Off to my right, near the fire track, where the path takes an even gentler route, I could see a mixed flock of Spotted Doves and Crested Pigeons circling some Almond Trees still in blossom. The birds settled in the branches and I managed to get a long shot. The contrasting shapes and colours of the blossom, sky and birds made for an interesting image.
I was exploring Randall Park Reserve, which is part of the Mitcham Trails complex - a series of walking, bike riding and conservation areas in the foothills. There are approximately 40 kms of shared-use tracks in 4 different zones, all cared for by the City of Mitcham. Randall Park is in Zone 1. Signs at trailheads indicate the degrees of difficulty and whether a particular trail is to be shared by hikers, bikers or both.

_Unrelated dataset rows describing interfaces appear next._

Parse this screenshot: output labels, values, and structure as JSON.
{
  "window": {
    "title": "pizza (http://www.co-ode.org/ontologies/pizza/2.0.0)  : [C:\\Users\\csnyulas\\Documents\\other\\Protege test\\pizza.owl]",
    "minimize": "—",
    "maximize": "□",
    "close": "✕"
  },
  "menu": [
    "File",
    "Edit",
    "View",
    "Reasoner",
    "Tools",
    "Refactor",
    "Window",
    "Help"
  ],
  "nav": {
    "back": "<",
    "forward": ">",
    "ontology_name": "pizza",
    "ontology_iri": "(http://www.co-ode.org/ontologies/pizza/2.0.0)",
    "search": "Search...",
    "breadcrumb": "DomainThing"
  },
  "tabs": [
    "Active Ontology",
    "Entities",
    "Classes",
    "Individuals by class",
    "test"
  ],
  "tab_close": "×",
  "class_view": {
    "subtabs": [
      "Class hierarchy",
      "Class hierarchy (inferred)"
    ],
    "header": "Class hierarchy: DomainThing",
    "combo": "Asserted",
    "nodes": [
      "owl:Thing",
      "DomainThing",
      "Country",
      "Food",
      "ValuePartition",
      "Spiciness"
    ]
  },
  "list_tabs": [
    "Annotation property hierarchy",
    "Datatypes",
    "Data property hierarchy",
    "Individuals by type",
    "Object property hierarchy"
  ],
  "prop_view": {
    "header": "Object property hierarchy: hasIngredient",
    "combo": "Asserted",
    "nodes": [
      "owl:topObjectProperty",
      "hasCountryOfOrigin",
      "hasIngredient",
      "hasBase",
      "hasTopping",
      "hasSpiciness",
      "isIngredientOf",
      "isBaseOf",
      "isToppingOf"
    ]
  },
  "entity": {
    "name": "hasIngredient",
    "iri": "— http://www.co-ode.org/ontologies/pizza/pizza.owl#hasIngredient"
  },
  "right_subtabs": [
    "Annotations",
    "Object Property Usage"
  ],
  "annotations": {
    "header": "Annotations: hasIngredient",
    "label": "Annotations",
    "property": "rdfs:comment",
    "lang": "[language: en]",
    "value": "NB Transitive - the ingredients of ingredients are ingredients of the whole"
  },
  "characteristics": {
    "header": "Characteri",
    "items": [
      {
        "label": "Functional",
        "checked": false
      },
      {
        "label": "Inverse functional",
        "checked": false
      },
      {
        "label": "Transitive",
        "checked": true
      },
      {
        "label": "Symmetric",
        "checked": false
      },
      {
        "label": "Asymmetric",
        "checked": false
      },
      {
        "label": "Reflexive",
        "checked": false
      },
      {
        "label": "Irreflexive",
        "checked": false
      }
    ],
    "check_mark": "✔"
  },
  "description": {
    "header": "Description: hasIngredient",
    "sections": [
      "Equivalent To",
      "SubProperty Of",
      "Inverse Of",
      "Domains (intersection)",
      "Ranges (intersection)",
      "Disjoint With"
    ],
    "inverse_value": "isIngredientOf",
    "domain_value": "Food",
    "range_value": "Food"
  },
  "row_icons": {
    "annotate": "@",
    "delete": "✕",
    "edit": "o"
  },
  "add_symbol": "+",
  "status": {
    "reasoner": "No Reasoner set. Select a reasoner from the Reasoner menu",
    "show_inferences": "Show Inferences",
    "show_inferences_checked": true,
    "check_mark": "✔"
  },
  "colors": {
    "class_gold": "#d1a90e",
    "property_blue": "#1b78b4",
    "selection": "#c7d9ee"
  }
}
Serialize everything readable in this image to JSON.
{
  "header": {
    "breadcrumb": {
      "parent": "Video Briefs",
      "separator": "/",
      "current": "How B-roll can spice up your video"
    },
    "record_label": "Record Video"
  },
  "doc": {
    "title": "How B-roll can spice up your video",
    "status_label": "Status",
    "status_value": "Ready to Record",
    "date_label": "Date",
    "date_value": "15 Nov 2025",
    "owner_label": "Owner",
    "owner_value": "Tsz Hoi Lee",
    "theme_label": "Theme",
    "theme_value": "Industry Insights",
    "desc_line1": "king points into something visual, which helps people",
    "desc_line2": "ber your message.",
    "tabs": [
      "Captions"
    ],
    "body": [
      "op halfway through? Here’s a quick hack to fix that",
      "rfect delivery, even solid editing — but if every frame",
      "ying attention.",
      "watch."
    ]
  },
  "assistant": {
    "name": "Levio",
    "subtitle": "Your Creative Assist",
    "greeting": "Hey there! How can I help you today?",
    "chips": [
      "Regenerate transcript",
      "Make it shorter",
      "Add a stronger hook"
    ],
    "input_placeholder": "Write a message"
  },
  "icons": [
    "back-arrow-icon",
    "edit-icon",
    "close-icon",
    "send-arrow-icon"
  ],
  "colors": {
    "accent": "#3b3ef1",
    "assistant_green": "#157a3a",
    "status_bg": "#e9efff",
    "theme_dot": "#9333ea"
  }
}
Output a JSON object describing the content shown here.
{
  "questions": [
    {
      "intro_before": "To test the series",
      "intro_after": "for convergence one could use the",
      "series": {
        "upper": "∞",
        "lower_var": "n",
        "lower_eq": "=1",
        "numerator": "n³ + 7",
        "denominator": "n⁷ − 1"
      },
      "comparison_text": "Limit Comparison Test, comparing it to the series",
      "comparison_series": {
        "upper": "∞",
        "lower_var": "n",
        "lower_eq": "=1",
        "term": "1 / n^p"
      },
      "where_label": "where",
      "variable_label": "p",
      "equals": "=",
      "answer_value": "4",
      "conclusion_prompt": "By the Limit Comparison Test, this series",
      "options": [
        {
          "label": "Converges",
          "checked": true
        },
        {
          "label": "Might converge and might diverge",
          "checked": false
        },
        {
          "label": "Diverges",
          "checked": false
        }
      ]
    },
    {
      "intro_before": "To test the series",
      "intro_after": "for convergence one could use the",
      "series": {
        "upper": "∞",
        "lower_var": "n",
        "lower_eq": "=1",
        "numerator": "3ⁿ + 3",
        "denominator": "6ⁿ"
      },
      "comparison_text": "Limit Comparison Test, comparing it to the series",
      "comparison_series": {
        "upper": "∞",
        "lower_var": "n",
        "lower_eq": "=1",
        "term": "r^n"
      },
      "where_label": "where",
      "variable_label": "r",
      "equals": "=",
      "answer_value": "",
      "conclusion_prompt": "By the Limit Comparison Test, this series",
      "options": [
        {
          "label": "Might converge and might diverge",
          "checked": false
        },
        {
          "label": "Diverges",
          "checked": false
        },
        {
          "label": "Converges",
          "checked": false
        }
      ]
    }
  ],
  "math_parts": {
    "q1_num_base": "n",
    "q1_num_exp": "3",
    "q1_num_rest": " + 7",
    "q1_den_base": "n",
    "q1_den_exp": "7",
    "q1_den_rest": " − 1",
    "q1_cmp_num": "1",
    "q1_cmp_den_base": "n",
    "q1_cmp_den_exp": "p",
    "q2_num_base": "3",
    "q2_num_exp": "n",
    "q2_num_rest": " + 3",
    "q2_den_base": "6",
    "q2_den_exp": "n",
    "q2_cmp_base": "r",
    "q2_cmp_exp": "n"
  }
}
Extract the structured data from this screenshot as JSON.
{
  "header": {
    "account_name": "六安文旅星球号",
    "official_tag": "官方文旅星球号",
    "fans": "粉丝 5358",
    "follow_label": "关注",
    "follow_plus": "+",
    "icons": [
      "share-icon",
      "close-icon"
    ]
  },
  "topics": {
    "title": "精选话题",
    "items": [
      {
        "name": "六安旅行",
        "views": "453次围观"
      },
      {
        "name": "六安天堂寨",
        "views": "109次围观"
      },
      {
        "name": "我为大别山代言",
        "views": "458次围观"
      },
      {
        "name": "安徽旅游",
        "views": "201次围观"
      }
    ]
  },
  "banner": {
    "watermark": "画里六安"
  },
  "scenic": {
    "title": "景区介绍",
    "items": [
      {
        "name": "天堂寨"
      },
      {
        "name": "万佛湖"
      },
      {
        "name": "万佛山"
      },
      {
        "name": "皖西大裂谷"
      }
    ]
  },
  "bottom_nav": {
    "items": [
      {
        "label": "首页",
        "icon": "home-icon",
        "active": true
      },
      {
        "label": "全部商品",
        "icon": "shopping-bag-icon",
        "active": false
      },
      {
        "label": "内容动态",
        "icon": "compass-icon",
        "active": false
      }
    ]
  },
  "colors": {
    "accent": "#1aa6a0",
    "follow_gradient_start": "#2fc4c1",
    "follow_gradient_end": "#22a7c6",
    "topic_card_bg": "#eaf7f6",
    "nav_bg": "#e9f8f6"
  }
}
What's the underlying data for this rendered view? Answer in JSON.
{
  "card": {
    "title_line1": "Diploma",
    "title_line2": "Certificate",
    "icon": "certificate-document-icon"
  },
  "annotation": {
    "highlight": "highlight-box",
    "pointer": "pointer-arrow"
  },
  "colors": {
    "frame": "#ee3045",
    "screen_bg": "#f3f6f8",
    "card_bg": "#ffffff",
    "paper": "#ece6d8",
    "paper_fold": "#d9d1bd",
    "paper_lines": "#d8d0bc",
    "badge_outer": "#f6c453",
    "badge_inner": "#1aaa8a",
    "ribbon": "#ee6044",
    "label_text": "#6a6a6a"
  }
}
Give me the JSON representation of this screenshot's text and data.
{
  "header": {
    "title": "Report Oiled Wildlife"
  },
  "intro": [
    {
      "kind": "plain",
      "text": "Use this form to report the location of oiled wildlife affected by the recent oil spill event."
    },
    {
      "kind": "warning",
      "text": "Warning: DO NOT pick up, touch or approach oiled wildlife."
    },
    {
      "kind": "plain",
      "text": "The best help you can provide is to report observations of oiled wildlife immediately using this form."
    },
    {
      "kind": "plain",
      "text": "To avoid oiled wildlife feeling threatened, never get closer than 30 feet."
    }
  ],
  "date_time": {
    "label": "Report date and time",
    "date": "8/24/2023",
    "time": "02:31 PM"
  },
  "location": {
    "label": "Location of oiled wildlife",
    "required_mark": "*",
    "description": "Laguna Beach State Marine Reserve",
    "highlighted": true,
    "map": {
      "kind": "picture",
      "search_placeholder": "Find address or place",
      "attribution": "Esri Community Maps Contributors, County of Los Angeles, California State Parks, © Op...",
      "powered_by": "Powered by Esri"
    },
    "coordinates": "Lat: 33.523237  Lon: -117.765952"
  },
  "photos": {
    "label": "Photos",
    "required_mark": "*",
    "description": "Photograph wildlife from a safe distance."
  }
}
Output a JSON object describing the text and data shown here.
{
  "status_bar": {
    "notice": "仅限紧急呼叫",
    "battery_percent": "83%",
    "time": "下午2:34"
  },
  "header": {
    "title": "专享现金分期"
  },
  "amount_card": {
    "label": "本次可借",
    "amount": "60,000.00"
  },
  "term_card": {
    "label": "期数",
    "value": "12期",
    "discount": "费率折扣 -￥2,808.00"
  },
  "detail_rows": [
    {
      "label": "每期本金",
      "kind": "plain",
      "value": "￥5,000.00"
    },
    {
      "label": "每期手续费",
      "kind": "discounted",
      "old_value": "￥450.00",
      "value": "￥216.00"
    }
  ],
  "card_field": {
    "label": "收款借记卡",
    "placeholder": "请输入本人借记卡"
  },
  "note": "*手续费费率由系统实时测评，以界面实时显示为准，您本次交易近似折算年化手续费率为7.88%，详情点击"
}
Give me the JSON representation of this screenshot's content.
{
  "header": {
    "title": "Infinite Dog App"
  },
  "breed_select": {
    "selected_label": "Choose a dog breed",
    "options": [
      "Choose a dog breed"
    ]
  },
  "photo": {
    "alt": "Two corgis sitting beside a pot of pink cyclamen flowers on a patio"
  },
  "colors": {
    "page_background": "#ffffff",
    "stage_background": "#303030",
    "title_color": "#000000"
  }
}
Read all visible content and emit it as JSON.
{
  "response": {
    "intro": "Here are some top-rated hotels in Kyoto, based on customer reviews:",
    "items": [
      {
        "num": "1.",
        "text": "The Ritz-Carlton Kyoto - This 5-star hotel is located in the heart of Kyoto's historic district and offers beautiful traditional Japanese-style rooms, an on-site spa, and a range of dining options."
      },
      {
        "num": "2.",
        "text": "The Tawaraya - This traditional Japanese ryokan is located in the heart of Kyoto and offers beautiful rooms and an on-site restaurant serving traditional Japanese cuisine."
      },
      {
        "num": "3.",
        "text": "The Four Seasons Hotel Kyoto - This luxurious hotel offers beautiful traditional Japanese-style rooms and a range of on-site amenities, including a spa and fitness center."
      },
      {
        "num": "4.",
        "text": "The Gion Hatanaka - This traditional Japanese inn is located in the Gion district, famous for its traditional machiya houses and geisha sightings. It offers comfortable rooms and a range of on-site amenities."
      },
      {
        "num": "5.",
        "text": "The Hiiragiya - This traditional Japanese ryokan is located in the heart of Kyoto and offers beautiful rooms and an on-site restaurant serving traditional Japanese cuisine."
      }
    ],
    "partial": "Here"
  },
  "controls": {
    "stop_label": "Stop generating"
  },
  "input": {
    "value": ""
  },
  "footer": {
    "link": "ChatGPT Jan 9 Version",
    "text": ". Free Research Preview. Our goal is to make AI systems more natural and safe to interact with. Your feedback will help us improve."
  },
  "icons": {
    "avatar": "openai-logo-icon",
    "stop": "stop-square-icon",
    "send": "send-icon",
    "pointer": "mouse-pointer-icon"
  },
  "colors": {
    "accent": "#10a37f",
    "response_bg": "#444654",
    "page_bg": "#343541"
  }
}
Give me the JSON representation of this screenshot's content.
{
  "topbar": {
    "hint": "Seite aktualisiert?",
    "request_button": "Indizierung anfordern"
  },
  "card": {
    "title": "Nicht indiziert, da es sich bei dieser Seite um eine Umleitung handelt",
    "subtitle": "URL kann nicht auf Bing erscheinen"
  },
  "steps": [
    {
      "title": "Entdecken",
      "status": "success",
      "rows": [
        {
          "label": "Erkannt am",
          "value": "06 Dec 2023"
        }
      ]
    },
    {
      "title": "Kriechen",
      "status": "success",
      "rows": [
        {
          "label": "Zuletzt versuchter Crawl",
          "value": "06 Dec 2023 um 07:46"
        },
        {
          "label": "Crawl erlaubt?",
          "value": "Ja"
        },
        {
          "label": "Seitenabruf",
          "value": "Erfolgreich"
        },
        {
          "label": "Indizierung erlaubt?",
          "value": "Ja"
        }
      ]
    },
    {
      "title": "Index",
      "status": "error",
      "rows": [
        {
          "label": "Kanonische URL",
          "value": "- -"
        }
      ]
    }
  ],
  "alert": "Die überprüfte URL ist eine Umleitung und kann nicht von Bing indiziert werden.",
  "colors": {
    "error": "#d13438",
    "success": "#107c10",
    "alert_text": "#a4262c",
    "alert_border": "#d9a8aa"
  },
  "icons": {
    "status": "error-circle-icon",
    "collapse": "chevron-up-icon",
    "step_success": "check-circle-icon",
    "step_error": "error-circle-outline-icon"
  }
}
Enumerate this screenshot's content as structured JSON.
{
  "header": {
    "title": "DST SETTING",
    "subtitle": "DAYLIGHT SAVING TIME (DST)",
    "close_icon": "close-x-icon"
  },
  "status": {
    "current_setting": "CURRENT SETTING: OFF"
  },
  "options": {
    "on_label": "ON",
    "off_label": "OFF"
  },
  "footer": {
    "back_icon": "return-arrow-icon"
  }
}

As my easy walk alongside the creek 'petered out' I took a more rugged and steeper trail called the Randall Cross Over, which winds past an old quarry. Cicadas chirping and birdsong accompanied my walk and I searched the scrub for the vocalists. I did not spot any cicadas but there were some grasshoppers in the long grass and hiding amongst the shrubs and on the bark of trees. Numerous species of locusts and grasshoppers are found in this area and these appear to be Bark-mimicking Grasshoppers.
Near the old quarry, there is a narrow track called Kay's Trail, which is marked as a walking-only path. It cuts across the hillside and ends at a fire break trail, which leads back to my starting position. The rugged nature of this path makes it ideal for encountering wildlife as well as providing some spectacular views of the city and coastal plain.
There are Miner Birds, Adelaide Rosellas, Magpies and tiny Silvereyes in the trees but it is a Black-faced Cuckoo Shrike that caught my attention. Perched on a dead limb with the blue sky in the background, it made for an ideal wildlife image.
Kay's Trail exits onto the broad fire track which sweeps back down the hillside. It is easy walking and there are plenty of panoramic views, native plants and animals to keep one interested. Rustling undergrowth suggests reptiles, small birds or even an Echidna, which other walkers have told me are not uncommon in this area. I kept a sharp lookout for Shingleback, Bearded Dragon and Bluetongue lizards and even the possibility of a snake but today no reptiles 'come out to play' and my final images were of a Red Wattle Bird and a beautiful Meadow Argus butterfly.